Exercise prompt
Output each record in full, exactly as it stands.

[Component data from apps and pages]
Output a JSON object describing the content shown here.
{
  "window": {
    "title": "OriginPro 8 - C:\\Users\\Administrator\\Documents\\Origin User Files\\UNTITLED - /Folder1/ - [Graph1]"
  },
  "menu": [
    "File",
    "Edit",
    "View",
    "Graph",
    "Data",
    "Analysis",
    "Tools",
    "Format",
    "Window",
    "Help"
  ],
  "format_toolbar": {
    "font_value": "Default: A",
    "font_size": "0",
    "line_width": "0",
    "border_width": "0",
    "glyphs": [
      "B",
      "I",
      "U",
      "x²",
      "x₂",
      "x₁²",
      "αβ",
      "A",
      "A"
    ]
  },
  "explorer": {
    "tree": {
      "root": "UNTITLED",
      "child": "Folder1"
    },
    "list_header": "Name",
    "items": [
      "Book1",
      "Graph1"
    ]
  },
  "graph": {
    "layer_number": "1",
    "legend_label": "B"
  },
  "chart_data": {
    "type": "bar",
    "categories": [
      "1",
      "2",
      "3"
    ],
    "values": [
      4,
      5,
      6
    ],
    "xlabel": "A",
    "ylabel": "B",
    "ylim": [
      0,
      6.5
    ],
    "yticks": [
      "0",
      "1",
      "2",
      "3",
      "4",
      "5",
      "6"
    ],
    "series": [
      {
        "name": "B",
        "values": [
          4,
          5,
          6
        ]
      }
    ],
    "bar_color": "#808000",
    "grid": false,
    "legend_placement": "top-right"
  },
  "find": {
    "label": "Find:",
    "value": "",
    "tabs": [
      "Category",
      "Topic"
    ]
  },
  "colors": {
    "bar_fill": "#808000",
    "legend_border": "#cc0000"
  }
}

Result
Output a JSON object describing the content shown here.
{
  "window": {
    "title": "OriginPro 8 - C:\\Users\\Administrator\\Documents\\Origin User Files\\UNTITLED - /Folder1/ - [Graph1]"
  },
  "menu": [
    "File",
    "Edit",
    "View",
    "Graph",
    "Data",
    "Analysis",
    "Tools",
    "Format",
    "Window",
    "Help"
  ],
  "format_toolbar": {
    "font_value": "Default: A",
    "font_size": "0",
    "line_width": "0",
    "border_width": "0",
    "glyphs": [
      "B",
      "I",
      "U",
      "x²",
      "x₂",
      "x₁²",
      "αβ",
      "A",
      "A"
    ]
  },
  "explorer": {
    "tree": {
      "root": "UNTITLED",
      "child": "Folder1"
    },
    "list_header": "Name",
    "items": [
      "Book1",
      "Graph1"
    ]
  },
  "graph": {
    "layer_number": "1",
    "legend_label": "B"
  },
  "chart_data": {
    "type": "bar",
    "categories": [
      "1",
      "2",
      "3"
    ],
    "values": [
      4,
      5,
      6
    ],
    "xlabel": "A",
    "ylabel": "B",
    "ylim": [
      0,
      6.5
    ],
    "yticks": [
      "0",
      "1",
      "2",
      "3",
      "4",
      "5",
      "6"
    ],
    "series": [
      {
        "name": "B",
        "values": [
          4,
          5,
          6
        ]
      }
    ],
    "bar_color": "#808000",
    "grid": false,
    "legend_placement": "top-right"
  },
  "find": {
    "label": "Find:",
    "value": "",
    "tabs": [
      "Category",
      "Topic"
    ]
  },
  "colors": {
    "bar_fill": "#808000",
    "legend_border": "#cc0000"
  }
}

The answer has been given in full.